Augustine represents the preaching of the Latin church, a style that may be traced from Tertullian through Cyprian to Ambrose, Augustine's spiritual father and mentor. The Latin style of preaching shows an acquaintance with classical literature, Latin rhetoric, and symbolism.

Bernard Of Clairvaux (1090–1153)

The renewal of preaching in the medieval era is traced to the rise of the crusades, the monasteries, and the scholastics. Bernard combined the enthusiasm of crusade rhetoric with the ascetic lifestyle of the monk and reflected a scholastic influence through his struggle with Abelard. His fiery eloquence was powerful enough to make an impression even on those who did not understand his language. Unusually gifted, he was a master of the art of public speaking.

Thomas Aquinas (1224–1274)

An influence on preaching that originated from both the monasteries and the scholastic theology of the universities was the logic of Aristotle. As a result, sermon writers placed greater emphasis on coherence and clarity. This scholarly approach to preaching was developed in the great universities of the medieval period such as Paris and Oxford and spread to the Dominicans (Bernard), the Franciscans, and the Augustinian Anchorites.

John Tauler (d. 1361)

In the late medieval era, a renewed concern for the inner life emerged. This new kind of mysticism affected the medieval sermon. Mystic John Tauler did not completely abandon the scholastic rules for preaching, but he did alter them freely. It may be said that he practiced a devotional style of preaching.

The Reformers: Martin Luther (1483–1546) And John Calvin (1509–1564)

Martin Luther, like John Wycliffe, John Huss, and Girolamo Savonarola before him, may be classified as a preacher of "prophetic personality. " For these preachers, preaching was an act of spiritual warfare. Luther's sermons are polemics against the abuses within the Roman church and the hard-heartedness of many of its priests. Luther also began the tradition of preaching an additional pedagogical sermon. In these catechistic sermons he taught the Ten Commandments, the Lord's Prayer, and doctrines of the Reformation.

John Wesley (1703–1791) And George Whitefield (1714–1770)

In the mid-eighteenth century, John Wesley and George Whitefield became famous through their revivalistic preaching. Although based on a Scripture, it differed from Reformed preaching in that it was not exegetical and did not place as much emphasis on correct grammatical, historical, and theological contexts.
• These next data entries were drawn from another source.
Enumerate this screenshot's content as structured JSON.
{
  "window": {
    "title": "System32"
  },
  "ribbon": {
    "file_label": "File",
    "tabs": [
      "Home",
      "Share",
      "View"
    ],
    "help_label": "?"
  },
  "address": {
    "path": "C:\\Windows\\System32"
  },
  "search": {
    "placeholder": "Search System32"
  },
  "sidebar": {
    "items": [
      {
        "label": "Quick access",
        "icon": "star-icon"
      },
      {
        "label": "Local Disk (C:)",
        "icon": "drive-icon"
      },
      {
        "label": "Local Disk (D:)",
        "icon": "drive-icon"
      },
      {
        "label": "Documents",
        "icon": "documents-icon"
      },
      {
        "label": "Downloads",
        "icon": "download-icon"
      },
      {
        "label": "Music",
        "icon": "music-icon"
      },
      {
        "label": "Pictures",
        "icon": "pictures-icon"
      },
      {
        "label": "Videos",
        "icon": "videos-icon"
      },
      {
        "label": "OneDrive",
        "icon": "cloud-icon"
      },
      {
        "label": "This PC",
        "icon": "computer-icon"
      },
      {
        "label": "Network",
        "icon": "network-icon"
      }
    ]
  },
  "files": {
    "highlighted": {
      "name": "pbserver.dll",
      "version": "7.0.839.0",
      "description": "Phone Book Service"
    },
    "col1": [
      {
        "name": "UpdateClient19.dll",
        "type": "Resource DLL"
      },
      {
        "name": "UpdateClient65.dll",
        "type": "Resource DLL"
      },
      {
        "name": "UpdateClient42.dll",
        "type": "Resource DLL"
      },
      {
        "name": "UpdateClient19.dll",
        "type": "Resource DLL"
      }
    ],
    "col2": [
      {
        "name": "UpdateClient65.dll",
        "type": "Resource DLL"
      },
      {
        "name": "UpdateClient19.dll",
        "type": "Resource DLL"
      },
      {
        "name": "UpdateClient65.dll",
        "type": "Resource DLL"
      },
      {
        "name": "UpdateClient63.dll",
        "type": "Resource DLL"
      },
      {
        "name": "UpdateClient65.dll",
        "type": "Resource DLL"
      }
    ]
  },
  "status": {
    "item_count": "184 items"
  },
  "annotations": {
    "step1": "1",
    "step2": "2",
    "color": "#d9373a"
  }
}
Instead, Wesley and Whitefield developed topics and presented applications for their listeners. Sin, grace, and reconciliation with God were their favorite themes.